__Extracted entries__
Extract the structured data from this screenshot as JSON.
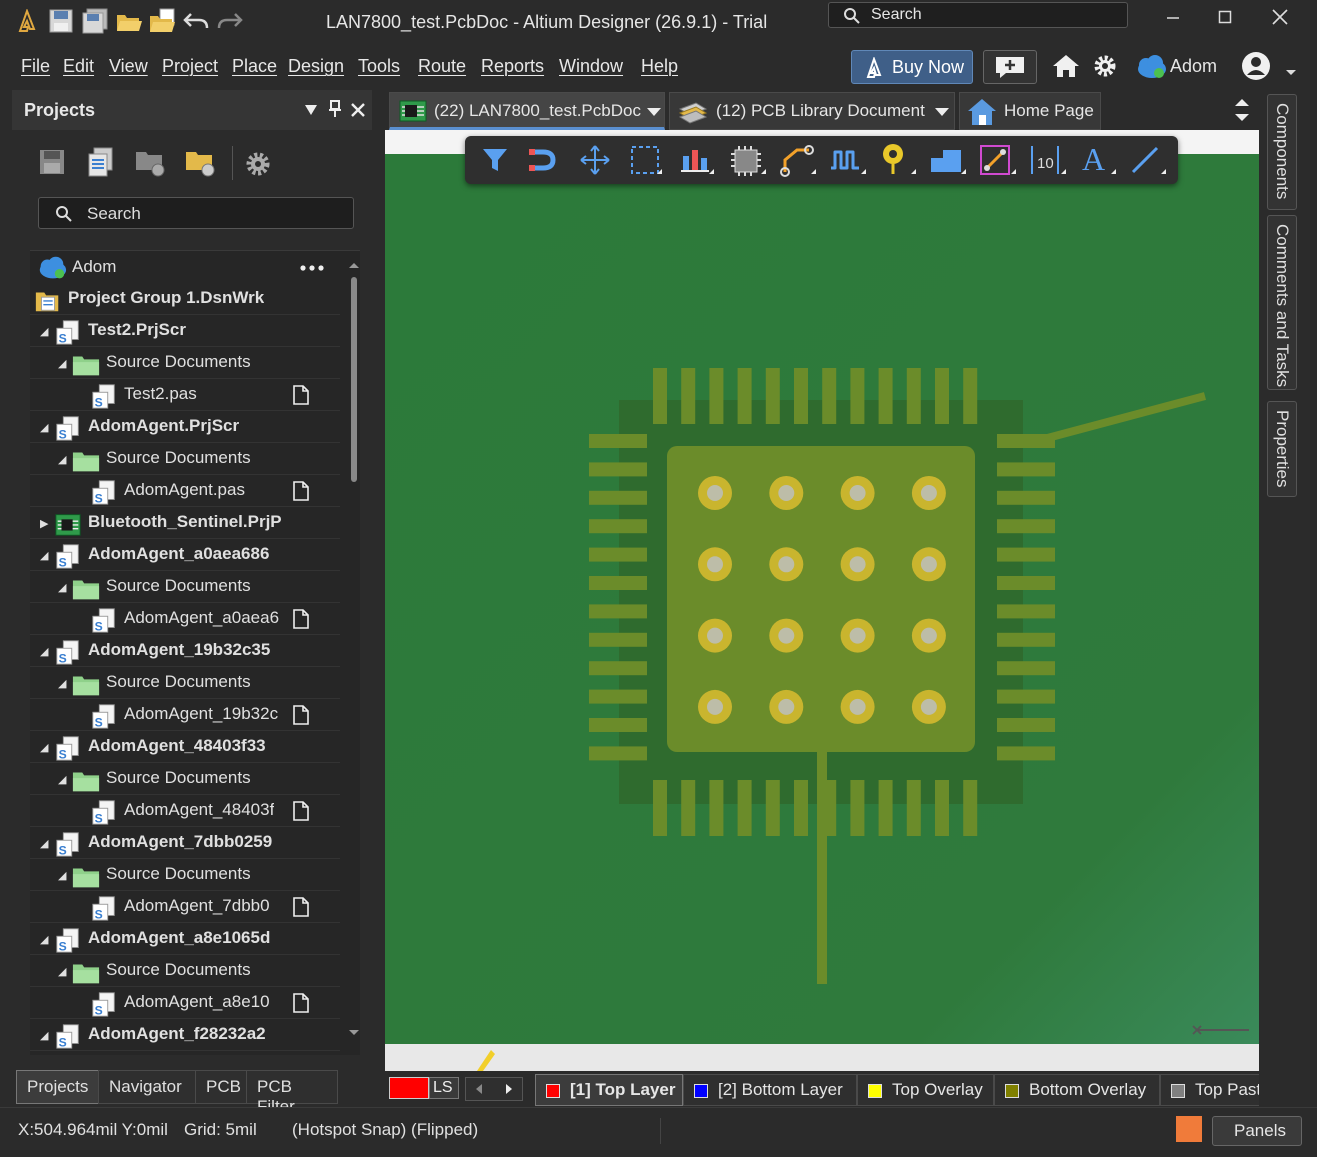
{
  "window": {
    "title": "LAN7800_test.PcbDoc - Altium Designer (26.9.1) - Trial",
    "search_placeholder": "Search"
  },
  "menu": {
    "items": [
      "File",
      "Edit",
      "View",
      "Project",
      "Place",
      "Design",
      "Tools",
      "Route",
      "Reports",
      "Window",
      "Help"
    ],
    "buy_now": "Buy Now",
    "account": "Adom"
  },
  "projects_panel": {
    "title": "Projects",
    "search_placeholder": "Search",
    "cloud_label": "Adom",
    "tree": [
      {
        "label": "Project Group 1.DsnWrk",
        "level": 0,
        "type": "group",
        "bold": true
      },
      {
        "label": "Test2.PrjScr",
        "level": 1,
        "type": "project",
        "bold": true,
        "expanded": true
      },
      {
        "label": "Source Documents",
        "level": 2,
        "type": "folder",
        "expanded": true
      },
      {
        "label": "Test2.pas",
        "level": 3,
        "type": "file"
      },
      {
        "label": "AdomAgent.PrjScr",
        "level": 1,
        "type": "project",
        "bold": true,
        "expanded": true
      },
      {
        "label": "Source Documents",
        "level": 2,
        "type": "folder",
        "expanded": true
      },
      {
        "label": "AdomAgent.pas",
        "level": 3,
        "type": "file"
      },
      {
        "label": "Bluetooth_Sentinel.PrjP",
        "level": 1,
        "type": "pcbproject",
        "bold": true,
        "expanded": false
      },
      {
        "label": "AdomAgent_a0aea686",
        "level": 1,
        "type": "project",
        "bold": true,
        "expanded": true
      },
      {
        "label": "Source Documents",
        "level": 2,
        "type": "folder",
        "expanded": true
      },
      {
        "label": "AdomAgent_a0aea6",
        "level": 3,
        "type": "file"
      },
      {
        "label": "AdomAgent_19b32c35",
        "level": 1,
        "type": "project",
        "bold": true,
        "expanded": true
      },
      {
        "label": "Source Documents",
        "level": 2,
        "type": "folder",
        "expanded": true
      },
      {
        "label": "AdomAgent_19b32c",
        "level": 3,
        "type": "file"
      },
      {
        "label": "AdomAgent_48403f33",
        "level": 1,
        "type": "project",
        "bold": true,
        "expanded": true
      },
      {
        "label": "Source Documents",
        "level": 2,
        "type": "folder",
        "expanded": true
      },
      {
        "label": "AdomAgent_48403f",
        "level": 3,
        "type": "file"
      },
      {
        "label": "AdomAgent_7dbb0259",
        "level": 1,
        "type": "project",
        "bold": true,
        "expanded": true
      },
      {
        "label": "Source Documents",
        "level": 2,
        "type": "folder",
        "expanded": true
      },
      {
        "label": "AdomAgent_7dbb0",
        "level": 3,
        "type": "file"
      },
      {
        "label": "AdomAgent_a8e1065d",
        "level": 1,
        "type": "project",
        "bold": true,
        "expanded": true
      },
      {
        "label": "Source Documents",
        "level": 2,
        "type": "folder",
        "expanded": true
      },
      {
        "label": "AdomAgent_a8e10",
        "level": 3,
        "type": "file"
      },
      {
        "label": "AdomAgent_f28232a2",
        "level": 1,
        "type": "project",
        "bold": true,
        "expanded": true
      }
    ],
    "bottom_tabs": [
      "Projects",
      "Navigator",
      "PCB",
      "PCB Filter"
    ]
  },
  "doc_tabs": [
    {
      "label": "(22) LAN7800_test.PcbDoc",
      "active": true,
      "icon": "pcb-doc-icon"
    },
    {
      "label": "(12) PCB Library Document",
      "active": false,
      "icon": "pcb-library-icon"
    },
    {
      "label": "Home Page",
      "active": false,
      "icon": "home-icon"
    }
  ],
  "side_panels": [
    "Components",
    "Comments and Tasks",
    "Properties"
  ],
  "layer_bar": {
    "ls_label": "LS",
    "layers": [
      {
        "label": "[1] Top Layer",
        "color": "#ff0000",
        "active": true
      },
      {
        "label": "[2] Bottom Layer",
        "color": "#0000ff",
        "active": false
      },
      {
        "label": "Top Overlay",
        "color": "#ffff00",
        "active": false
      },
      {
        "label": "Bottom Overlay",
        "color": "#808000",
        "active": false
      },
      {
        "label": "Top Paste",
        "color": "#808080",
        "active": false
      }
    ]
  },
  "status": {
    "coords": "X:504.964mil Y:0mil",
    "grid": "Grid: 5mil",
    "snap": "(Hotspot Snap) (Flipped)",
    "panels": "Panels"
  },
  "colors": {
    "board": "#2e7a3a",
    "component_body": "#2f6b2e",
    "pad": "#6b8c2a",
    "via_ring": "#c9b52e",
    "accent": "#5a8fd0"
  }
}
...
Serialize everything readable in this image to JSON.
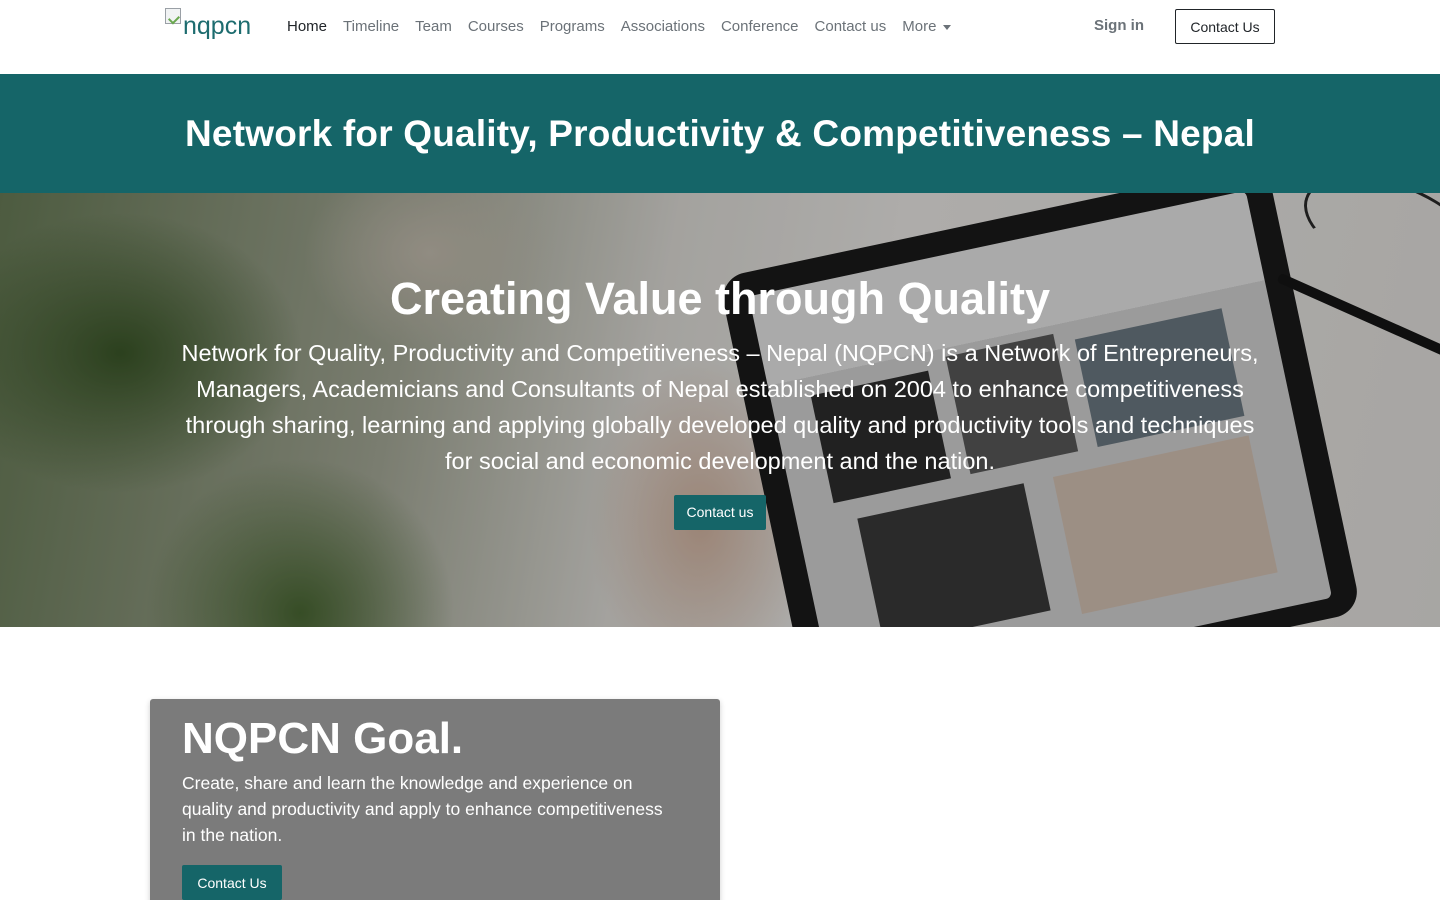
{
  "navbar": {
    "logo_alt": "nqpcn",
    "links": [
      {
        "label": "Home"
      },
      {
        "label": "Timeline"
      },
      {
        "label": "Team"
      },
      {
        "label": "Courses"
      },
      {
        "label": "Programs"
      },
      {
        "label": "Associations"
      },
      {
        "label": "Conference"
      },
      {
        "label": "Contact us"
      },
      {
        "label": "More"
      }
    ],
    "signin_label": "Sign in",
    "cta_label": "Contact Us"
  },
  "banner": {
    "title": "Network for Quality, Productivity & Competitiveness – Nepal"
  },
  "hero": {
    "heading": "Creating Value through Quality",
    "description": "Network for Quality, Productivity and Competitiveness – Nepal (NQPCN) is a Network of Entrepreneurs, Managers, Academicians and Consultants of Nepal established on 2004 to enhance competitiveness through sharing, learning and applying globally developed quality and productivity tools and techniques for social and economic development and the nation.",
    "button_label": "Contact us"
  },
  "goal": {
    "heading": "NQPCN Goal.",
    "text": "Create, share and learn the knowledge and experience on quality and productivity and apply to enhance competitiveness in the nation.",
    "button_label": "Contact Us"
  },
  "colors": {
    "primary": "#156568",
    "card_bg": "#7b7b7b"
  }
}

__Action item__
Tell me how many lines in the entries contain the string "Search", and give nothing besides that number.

__Answer__
2